Therefore, since unemployment has, by most measures, gone up since the stimulus bill was passed, it is perfectly logical and legitimate (even if hopeful and self-interested estimates by liberals suggest otherwise) to surmise that the program has had little, if any, positive impact on jobs.  The bottom line is that the real answer to this question is ambiguous at best, and it no more belongs in a poll testing voters' "knowledge" than a question that asks whether President Obama is a socialist.

Several other queries used in the study can also be classified as basically asking voters not about "facts," but  instead about "what supposedly smart liberals think."

Their question about the health care bill's effect on the deficit, which the pollsters apparently somehow know will end up as a net positive, actually asks what the majority of "economists" (at least those approved of by liberal academia) "think" the impact will be.  For a conservative, it is hardly an indication of ignorance to say that such estimates are based on woefully biased projections, but those who answered that Obamacare will add to the deficit were marked as unambiguously "wrong" in their response.

Similarly, the poll asks what "most scientists" (smart liberals) think about the loaded term "climate change," and whether it is true that the U.S. economy is getting "worse."  "Worse" is such a vague term (worse for whom? by what gauge?) that this is kind of like asking someone to describe the status of the famously fickle weather in Ireland on a cloudy day.  

Other embarrassingly amateurish questions which should completely discredit the entire study include asking the respondent whether his individual federal income taxes have gone up in the past year.  If anyone said yes (about a third did), he was marked as having given a "wrong" answer despite the undisputed fact that if you made more money this year than last year, you almost assuredly paid more money in federal income taxes.

Perhaps even more bizarrely, the authors of the study claim that the "correct" answer (for at least 97% of people) is "my taxes have gone down," even though the primary basis for this is a rather small payroll tax credit which technically is not even part of one's "federal income tax," about which the question asks.  All of this, of course, disregards the inherent arrogance of a poll that proclaims to know more about a person's tax situation than the person himself does. 

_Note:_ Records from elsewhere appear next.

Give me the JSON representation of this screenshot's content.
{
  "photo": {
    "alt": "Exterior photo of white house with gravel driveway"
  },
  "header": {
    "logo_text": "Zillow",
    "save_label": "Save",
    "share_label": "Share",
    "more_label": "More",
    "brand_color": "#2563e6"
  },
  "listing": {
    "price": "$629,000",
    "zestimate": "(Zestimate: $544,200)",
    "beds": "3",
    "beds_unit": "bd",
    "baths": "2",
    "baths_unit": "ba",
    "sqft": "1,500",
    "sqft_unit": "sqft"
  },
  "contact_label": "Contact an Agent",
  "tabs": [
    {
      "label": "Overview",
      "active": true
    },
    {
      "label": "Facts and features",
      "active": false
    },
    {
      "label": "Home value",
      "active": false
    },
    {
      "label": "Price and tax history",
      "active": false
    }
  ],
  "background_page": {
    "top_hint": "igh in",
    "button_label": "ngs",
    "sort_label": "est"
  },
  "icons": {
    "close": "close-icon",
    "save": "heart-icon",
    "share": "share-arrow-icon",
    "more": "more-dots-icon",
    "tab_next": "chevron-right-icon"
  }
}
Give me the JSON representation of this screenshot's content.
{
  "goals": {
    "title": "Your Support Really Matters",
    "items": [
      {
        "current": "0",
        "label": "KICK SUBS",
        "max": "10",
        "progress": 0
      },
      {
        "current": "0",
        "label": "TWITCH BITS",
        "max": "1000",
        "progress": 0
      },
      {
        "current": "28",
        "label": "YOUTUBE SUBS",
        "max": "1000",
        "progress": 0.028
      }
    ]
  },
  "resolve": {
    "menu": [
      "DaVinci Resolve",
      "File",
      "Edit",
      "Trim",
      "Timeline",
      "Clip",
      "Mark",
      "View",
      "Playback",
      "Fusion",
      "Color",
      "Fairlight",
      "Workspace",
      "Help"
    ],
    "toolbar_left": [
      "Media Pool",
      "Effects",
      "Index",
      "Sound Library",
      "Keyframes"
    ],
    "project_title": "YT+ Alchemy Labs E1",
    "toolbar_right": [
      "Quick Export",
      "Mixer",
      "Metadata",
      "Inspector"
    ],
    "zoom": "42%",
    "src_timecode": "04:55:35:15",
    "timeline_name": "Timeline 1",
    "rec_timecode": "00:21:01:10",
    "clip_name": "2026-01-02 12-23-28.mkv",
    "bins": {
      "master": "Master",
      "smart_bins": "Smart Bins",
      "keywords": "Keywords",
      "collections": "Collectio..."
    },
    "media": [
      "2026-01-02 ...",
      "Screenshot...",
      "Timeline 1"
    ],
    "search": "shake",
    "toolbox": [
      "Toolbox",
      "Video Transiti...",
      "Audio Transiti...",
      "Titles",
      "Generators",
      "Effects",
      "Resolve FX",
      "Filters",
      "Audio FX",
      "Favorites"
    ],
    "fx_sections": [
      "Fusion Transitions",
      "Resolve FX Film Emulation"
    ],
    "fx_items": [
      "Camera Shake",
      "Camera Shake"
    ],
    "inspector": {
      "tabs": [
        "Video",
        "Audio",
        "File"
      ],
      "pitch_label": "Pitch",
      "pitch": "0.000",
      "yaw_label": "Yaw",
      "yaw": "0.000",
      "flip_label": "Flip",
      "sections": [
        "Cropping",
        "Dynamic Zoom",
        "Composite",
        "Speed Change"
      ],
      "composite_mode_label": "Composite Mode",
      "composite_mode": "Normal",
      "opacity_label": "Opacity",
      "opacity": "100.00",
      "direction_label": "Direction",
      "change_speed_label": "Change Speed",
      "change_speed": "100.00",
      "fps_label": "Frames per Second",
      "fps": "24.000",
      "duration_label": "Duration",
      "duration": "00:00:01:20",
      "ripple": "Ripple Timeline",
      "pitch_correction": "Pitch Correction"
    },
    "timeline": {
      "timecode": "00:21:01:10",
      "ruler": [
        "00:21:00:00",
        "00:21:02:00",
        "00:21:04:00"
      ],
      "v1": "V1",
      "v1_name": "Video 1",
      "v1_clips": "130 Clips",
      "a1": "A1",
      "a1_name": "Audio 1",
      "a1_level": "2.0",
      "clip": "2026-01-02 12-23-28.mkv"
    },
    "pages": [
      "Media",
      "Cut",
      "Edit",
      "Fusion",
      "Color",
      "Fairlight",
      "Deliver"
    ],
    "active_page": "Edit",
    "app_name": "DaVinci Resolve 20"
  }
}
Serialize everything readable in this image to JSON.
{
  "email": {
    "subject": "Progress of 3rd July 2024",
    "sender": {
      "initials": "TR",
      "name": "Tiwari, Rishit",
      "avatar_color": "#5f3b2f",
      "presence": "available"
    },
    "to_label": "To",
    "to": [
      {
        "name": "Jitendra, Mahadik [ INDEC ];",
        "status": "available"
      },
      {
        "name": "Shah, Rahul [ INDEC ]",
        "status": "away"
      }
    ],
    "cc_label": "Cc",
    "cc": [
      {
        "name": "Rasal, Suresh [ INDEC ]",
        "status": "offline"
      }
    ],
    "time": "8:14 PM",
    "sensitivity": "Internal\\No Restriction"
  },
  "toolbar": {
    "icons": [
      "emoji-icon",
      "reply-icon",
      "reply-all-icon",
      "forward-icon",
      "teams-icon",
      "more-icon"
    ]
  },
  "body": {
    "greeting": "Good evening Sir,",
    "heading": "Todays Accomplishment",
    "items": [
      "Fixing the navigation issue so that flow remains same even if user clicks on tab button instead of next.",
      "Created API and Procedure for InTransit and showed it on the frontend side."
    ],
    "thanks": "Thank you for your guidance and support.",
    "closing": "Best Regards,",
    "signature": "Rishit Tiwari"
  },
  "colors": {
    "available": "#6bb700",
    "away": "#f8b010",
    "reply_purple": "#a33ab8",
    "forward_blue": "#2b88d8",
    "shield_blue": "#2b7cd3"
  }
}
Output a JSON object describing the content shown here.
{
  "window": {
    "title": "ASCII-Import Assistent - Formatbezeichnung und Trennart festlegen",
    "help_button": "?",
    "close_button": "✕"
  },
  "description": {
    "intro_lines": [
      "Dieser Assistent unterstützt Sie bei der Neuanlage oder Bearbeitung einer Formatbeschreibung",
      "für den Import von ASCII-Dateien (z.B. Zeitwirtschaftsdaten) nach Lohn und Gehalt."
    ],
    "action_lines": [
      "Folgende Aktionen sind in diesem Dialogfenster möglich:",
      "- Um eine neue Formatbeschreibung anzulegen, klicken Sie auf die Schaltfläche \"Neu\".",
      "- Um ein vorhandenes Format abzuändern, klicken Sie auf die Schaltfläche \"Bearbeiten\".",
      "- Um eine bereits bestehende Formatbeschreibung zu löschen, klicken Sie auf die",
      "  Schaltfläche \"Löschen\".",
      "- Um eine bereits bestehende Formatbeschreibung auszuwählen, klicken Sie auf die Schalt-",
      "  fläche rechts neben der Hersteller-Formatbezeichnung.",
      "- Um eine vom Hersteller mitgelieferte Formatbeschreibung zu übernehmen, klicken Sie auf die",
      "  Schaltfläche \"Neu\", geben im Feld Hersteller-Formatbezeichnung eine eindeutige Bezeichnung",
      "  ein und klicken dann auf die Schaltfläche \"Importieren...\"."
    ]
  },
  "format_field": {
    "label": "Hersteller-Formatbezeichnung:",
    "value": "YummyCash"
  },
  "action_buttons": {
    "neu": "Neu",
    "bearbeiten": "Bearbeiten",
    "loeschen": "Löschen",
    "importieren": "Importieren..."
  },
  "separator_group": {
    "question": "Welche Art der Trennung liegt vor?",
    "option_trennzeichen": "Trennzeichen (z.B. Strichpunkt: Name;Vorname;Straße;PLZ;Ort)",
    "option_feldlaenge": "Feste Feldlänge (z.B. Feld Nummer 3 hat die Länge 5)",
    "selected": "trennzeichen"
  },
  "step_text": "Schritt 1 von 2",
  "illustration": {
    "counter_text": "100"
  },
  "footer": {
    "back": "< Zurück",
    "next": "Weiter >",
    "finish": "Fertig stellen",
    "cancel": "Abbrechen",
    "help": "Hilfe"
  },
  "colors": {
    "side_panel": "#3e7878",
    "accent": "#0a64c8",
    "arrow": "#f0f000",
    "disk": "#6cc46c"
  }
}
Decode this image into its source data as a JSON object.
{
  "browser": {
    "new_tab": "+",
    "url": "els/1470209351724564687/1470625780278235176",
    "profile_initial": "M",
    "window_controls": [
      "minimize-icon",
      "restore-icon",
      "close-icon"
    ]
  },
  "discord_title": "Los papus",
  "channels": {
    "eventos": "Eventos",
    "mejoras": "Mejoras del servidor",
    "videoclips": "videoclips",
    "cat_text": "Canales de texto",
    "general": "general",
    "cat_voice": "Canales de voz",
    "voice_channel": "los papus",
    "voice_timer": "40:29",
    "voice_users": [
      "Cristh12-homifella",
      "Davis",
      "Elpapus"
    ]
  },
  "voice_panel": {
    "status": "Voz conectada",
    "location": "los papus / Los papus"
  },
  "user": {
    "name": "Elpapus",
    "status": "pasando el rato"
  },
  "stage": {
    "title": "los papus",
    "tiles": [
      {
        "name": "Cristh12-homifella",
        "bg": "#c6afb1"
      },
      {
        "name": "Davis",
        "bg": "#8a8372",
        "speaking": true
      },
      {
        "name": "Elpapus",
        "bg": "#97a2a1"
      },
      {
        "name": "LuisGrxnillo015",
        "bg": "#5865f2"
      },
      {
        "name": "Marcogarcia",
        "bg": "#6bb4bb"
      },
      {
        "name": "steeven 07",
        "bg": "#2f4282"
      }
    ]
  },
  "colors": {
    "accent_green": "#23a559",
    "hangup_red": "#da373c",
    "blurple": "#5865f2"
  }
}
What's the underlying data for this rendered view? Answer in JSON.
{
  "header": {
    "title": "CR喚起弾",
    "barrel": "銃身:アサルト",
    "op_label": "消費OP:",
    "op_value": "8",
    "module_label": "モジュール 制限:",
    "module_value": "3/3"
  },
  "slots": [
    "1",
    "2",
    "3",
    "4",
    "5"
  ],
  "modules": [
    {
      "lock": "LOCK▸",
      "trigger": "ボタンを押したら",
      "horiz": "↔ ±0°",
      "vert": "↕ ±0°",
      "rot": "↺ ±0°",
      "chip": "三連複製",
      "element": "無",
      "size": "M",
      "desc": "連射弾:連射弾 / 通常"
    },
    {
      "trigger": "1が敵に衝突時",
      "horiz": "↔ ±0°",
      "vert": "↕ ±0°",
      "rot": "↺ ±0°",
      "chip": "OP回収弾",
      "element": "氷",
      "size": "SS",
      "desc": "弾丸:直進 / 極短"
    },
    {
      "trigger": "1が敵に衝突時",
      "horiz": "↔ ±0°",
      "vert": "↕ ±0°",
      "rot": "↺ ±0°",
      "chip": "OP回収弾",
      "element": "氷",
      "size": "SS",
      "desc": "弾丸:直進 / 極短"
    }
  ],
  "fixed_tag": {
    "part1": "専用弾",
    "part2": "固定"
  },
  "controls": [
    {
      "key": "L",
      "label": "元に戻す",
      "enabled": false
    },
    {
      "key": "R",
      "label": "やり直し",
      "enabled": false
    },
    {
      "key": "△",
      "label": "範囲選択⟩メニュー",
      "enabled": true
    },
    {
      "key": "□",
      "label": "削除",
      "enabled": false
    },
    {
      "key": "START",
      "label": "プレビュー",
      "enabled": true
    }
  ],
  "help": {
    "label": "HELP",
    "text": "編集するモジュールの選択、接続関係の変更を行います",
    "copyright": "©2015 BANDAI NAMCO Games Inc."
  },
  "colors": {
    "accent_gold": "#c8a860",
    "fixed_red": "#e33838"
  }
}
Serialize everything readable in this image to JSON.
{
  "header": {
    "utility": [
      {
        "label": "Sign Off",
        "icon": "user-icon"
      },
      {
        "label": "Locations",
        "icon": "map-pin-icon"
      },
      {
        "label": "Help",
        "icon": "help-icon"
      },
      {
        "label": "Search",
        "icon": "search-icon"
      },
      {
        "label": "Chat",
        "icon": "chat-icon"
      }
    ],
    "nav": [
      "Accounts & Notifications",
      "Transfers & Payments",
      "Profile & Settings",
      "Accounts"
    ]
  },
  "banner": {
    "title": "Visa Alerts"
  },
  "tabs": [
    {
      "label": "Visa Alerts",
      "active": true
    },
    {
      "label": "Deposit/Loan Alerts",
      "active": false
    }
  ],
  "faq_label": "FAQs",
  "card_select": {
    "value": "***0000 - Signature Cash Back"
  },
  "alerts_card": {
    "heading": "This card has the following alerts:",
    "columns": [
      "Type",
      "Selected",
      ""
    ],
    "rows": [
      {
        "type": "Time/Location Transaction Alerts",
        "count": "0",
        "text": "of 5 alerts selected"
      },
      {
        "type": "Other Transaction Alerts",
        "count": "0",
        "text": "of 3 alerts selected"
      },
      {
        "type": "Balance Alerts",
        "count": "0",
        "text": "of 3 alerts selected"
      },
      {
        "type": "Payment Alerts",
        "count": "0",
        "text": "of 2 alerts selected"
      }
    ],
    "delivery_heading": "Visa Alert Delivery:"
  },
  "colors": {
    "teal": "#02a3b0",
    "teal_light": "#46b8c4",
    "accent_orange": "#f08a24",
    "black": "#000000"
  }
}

Just to make sure they could really embarrass conservatives (as well as get a guest spot on the MSNBC show of their choice), the pollsters also asked a "birther" question.  However, the way they asked it was so pathetic as to render the results almost totally meaningless.  Instead of simply asking, "Was President Obama born in the United States?," they threw a monkey wrench larger than Obama's infamous certificate of live birth into the question by providing the option that the answer to the question is "unclear."

This caveat had two important consequences.  First, it meant that relatively few respondents (even from the Fox News crowd) gave an outright "no," which forced the pollsters to combine the "nos" with the "unclears" in order to make it look like this is a very significant issue.  Secondly, it created real confusion over what the "correct" answer even is, as one does not need to be a "birther" in order to think that there is a lack of clarity on the issue of Obama's citizenship (though, for the record, I would have answered "yes").  Heck, by a strict definition, almost anything that lacks video evidence is not completely "clear" (just ask an O.J. Simpson juror).

No one is more willing than I am to acknowledge that the average voter is far too ignorant of important information and that the recent dramatic increase in partisan "journalism" has allowed far too many people to choose their own facts.  But by bathing in its own ignorance, partisanship and hypocrisy, this study does nothing to further the cause of rectifying these obvious problems.

John Ziegler is a former radio talk show host, television commentator, and author turned documentary filmmaker.  His most recent feature film, Media Malpractice...How Obama Got Elected and Palin Was Targeted was just released nationwide via Video On Demand.  You can find out more about that release here.